Exercise requirements:
Your reply should hold only the lines from the records below where "image" occurs.

== Segment start ==

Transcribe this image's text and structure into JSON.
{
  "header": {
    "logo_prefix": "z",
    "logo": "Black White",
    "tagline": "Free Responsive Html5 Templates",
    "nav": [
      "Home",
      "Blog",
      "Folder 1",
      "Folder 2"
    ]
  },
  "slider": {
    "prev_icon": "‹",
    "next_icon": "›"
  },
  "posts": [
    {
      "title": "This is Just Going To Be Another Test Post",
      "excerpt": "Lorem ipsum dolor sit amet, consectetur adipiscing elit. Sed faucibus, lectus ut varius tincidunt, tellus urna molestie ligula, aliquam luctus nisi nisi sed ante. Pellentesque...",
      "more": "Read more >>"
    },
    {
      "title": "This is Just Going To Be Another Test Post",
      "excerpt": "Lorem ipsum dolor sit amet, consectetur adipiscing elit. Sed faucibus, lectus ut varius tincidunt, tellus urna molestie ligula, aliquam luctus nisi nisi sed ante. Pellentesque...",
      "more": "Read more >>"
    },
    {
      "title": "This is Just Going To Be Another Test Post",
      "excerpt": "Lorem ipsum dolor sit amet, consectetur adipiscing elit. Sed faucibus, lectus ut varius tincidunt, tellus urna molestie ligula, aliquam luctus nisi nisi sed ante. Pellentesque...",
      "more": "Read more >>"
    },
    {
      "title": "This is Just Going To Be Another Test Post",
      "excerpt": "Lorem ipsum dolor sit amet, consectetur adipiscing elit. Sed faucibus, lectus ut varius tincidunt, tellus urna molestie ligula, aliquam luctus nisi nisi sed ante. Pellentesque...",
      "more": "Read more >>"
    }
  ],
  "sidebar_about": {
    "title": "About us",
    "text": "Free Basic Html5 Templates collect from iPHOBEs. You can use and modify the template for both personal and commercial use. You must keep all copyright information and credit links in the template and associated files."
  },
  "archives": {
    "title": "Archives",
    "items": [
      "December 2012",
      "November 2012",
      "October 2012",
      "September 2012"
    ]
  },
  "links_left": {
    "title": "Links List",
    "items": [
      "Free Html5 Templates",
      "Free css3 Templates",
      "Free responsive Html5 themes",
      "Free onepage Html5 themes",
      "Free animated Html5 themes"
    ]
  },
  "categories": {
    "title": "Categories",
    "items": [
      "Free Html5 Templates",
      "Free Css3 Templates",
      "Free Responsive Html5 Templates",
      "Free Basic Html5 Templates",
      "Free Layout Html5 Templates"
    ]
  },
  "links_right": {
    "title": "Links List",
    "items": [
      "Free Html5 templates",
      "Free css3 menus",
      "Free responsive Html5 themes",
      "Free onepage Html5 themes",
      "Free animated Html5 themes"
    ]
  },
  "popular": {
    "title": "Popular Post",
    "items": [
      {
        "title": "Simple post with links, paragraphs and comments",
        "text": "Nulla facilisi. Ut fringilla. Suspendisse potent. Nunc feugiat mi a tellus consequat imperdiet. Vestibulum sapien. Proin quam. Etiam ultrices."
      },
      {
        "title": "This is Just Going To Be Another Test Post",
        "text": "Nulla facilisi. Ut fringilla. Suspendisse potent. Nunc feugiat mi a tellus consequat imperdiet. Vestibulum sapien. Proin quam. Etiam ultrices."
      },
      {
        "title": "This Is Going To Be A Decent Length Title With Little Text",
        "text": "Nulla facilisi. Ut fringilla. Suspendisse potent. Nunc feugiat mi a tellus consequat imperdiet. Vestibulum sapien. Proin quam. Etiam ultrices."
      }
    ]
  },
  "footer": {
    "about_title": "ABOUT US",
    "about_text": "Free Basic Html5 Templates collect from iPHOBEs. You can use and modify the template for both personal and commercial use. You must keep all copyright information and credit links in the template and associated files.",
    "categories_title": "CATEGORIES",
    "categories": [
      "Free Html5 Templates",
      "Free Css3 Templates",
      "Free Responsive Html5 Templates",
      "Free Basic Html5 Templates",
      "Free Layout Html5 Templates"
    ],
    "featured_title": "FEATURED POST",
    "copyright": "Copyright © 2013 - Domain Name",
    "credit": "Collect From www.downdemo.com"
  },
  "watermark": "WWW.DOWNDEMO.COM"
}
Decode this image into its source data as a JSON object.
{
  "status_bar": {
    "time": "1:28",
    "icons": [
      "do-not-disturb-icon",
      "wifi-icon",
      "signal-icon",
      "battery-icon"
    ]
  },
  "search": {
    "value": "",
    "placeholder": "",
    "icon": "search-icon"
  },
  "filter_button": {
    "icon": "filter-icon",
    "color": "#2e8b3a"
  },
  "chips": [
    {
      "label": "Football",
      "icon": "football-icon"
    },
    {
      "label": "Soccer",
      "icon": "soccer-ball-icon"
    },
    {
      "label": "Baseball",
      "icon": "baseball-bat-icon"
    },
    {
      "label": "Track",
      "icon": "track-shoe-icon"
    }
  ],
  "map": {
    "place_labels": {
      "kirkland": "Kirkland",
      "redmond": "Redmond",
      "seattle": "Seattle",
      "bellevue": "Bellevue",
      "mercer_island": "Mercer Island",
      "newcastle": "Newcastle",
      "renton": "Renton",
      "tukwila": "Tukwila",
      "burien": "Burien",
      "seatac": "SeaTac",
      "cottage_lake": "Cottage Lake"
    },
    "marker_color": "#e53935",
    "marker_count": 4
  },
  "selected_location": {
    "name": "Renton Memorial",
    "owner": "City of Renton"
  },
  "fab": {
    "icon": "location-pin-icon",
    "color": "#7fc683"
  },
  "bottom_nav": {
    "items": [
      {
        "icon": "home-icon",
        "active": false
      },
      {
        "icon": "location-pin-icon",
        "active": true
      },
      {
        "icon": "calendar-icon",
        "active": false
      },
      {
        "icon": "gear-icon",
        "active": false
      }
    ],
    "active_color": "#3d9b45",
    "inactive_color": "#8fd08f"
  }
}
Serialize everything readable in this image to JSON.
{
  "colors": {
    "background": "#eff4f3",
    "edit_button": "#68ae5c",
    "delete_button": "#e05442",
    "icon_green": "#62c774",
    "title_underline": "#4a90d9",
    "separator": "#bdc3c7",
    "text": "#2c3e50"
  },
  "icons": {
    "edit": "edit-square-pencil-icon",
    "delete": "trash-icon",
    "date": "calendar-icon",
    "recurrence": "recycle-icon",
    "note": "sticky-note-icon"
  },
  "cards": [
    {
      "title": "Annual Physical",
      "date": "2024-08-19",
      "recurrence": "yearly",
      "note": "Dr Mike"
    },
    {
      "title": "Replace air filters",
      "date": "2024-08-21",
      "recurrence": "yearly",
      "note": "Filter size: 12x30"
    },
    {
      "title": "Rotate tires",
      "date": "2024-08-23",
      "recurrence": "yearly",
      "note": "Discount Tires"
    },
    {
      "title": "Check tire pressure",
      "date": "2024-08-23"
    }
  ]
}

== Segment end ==

Answer space:
Transcribe this image's text and structure into JSON.
Decode this image into its source data as a JSON object.
Serialize everything readable in this image to JSON.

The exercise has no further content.